Reels too are often in need of some TLC come opener. It seems as though the number of failures that may occur in the spring when fishing will often be related to drag failure. Having sat for at least five or six months the lubrication that is so essential for a dependable drag will be compromised. I'll often go through the process of degreasing an re-applying a lubricant to various components of the drag system of my reels. In particular it is important to consider the type of drag that a reel might employ and would be in need of fresh lubricant. Be sure as well in your process of inspecting a reel to tighten all nuts, screws and other such fixtures. Reviewing this process could go into quite a bit of detail but as there are some many reels with different designs that there are only generalizations that can be suggested here for the purposes of this article.

You'll probably notice to this point nothing has been mentioned about tackle. Obviously it has been avoided as it can truly present the angler looking to set out a process for renewal that is more like opening "pandora's box". My overall suggestion that I would make at this point would be to seek out the 3R's for a first round of tackle box organization; RUST, ROT, REPLACEMENT are what I'll pre-occupy myself with at the beginning of every season when it come to tackle box maintenance. Secondly, and this has been an on-going effort of the past five years or so, I'll turn my attention to bags and their tackle trays that apply to either a species/fishery that will be fished over the next couple of months. In general, where my tackle is concerned, there is a flux of what goes where and why depending upon the requests made by guests and fisheries that we'll be visiting. Having these bags ready to go in advance means that I can concentrate on other fish related aspects of a fishing day. Do I have enough variety to at least try four methods to catch a particular species. If I can answer this affirmatively I can honestly say the tackle is ready to go..

Of course safety always pops into mind when making considerations for a new season. Safety is not only the life vest required when out on the water (and which btw has become so comfortable that it can be worn anytime you're "around" water) but safety includes items that will protect your eyes from UV rays and flying hooks as well as sun block of an SPF of at least 30. The latter two safety items are of considerable significance and should form a part of your fishing preparations anytime you're out on the water.

Other so called "safety" items (for a lack of a better place to include them as a part of this discussion) could also include appropriate clothing/footwear that can help you avoid hypothermia and other instances of imminent danger ( a hook on the floor of the boat can puncture a shoe if you're not careful). Things such as a survival kit and some foodstuffs stowed away are good ideas to be included as a part of your regular day and they could truly save the day in case of emergency.

Finally, and this one is not commonly packed on a boat trip, an emergency first aid kit can also be indispensable if not convenient on many fishing trips. Having bought a few over the years it may also be necessary to freshen some of the kit's contents or even include some components that you normally would require for your personal well being…..Tylenol can be a trip saver if available and your head is a pounding!

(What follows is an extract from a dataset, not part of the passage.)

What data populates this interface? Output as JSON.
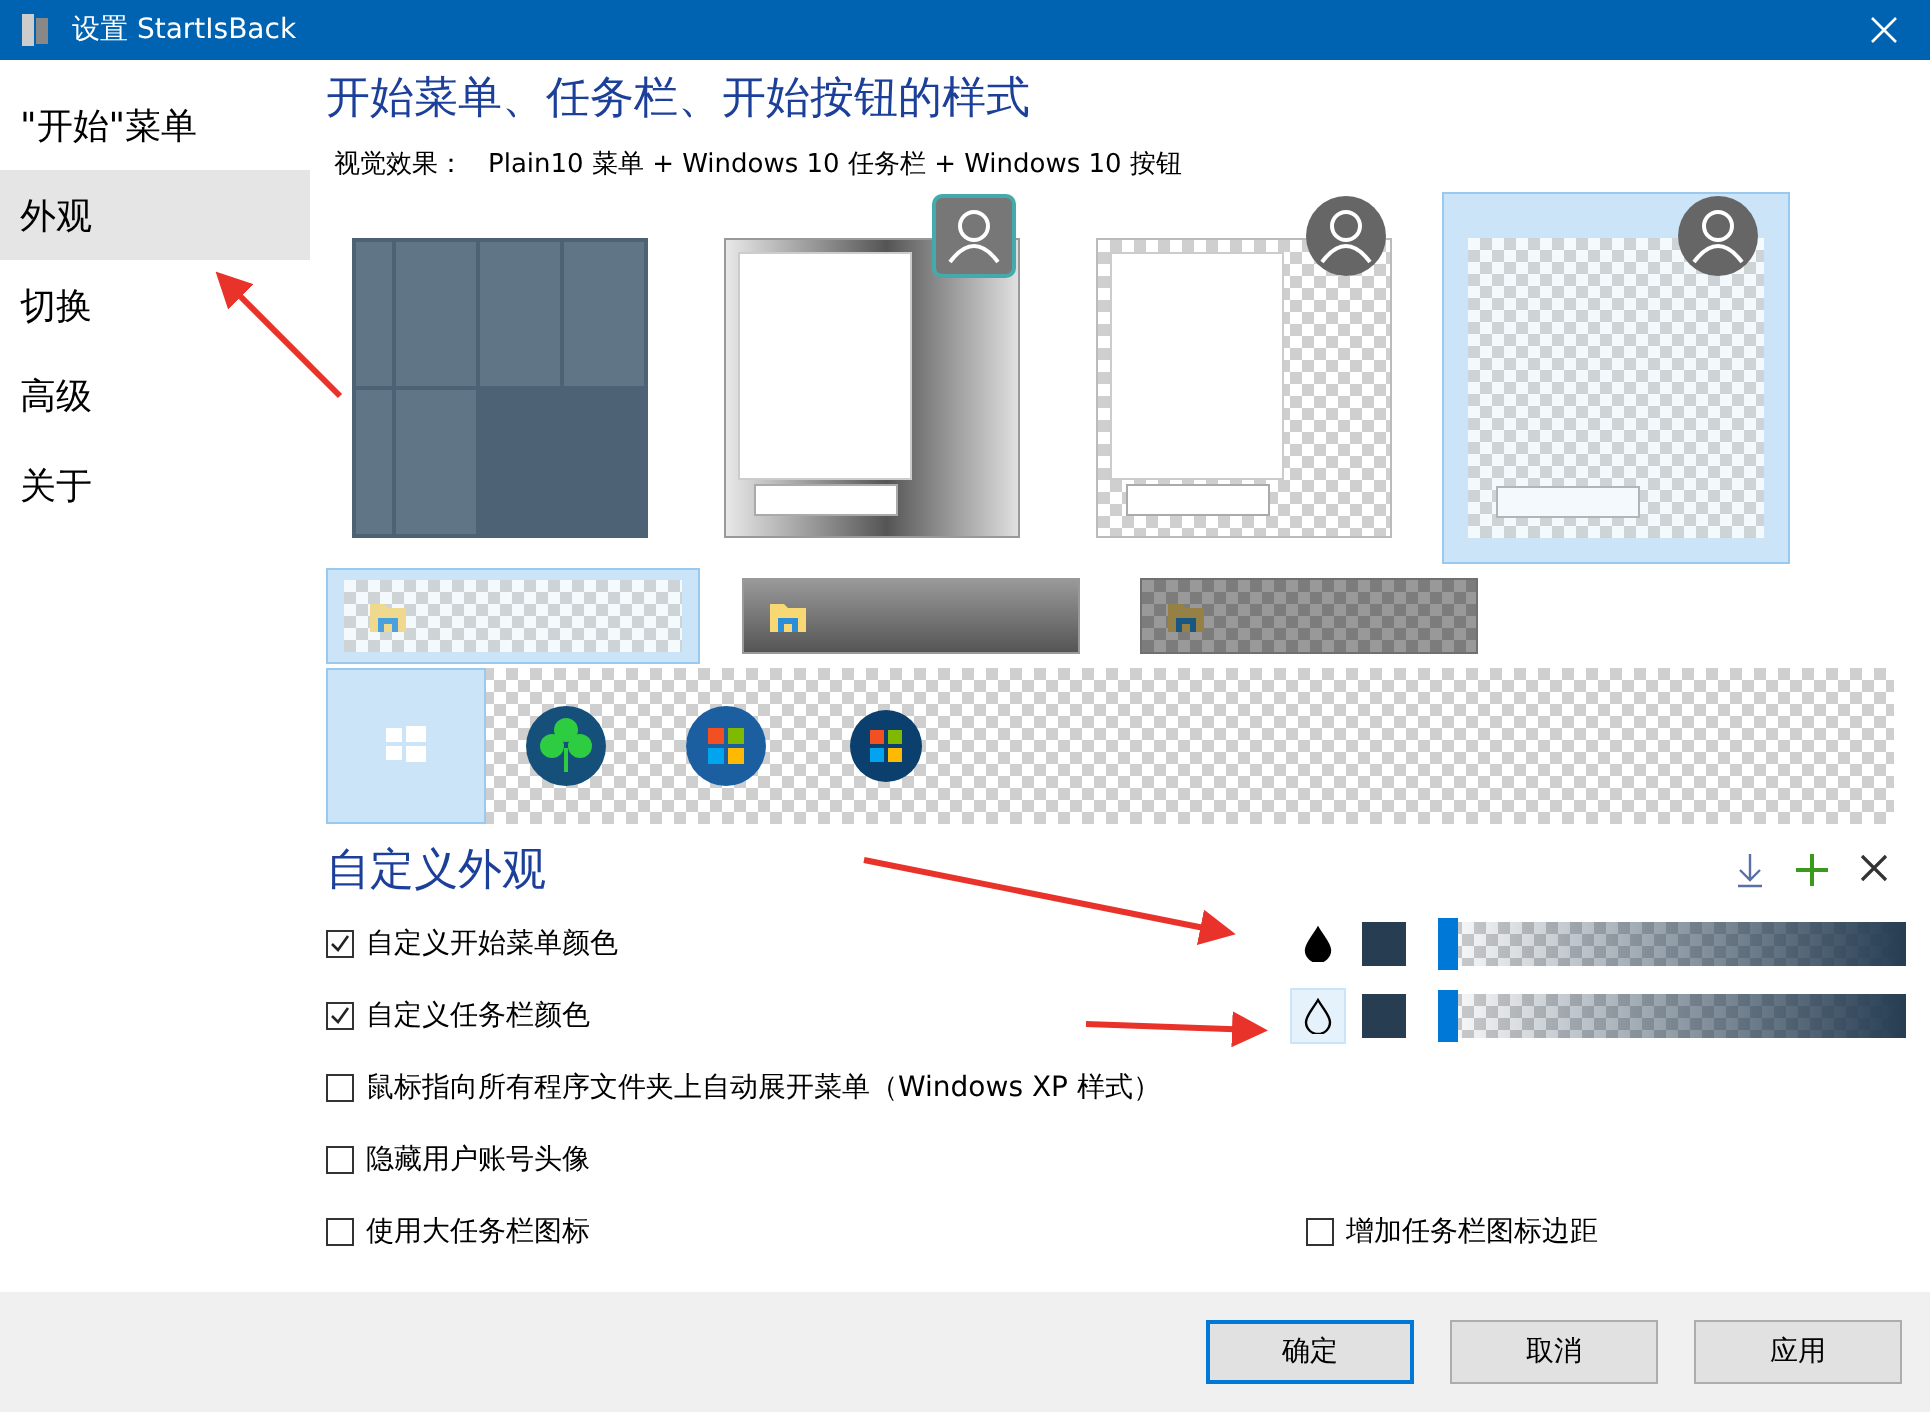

Nothing has been mentioned about your means of conveyance (road and water-wise) to this transportation based sport ….and I'll probably leave you to digging around this website to read what I've written on the subject. Leave it without saying to much that a boat that doesn't move out or a trailer that breaks down can make a great day go bad.

So…. getting going in the Spring of the year is always a period of anticipation and planning. We can, if we think on this, make an effort to re-start our efforts every year. In the process of re-starting we can improve or make new discoveries that will take us to the next level. Without a doubt there are very few sports that have such an opportunity for its participants to start over in a whole new season.. I know I'm not ready yet but with a little effort it definitely looks like it'll be a great season ;-()